BEGIN Records provided

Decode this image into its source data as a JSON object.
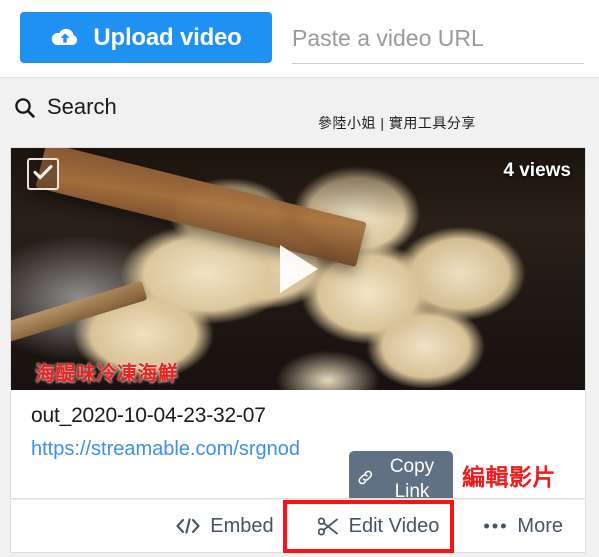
{
  "topbar": {
    "upload_button_label": "Upload video",
    "upload_icon": "cloud-upload-icon",
    "url_placeholder": "Paste a video URL",
    "url_value": ""
  },
  "search": {
    "icon": "search-icon",
    "label": "Search",
    "channel_name": "參陸小姐 | 實用工具分享"
  },
  "video_card": {
    "checkbox_checked": true,
    "checkbox_icon": "check-icon",
    "views": "4 views",
    "play_icon": "play-triangle-icon",
    "watermark": "海醍味冷凍海鮮",
    "title": "out_2020-10-04-23-32-07",
    "url": "https://streamable.com/srgnod",
    "copy_button_label": "Copy Link",
    "copy_button_icon": "link-icon",
    "copy_button_color": "#5f7183"
  },
  "annotation": {
    "edit_video_note": "編輯影片",
    "note_color": "#ee1c1c",
    "highlight_color": "#fc1212"
  },
  "actions": [
    {
      "label": "Embed",
      "icon": "code-icon"
    },
    {
      "label": "Edit Video",
      "icon": "scissors-icon"
    },
    {
      "label": "More",
      "icon": "ellipsis-icon"
    }
  ],
  "colors": {
    "accent_blue": "#1f91f3",
    "link_blue": "#3b8ff0",
    "page_bg": "#f1f1f1"
  }
}
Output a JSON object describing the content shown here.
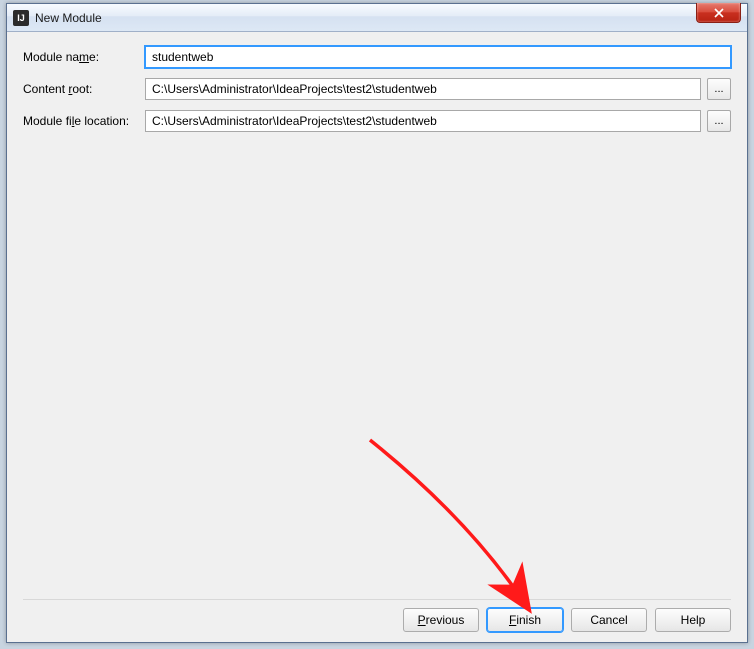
{
  "window": {
    "title": "New Module",
    "icon_glyph": "IJ"
  },
  "form": {
    "module_name_label_prefix": "Module na",
    "module_name_label_ul": "m",
    "module_name_label_suffix": "e:",
    "module_name_value": "studentweb",
    "content_root_label_prefix": "Content ",
    "content_root_label_ul": "r",
    "content_root_label_suffix": "oot:",
    "content_root_value": "C:\\Users\\Administrator\\IdeaProjects\\test2\\studentweb",
    "module_file_label_prefix": "Module fi",
    "module_file_label_ul": "l",
    "module_file_label_suffix": "e location:",
    "module_file_value": "C:\\Users\\Administrator\\IdeaProjects\\test2\\studentweb",
    "browse_label": "..."
  },
  "buttons": {
    "previous_ul": "P",
    "previous_rest": "revious",
    "finish_ul": "F",
    "finish_rest": "inish",
    "cancel": "Cancel",
    "help": "Help"
  }
}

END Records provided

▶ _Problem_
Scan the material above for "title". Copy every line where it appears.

▶ _Expected output_
    "title": "out_2020-10-04-23-32-07",
    "title": "New Module",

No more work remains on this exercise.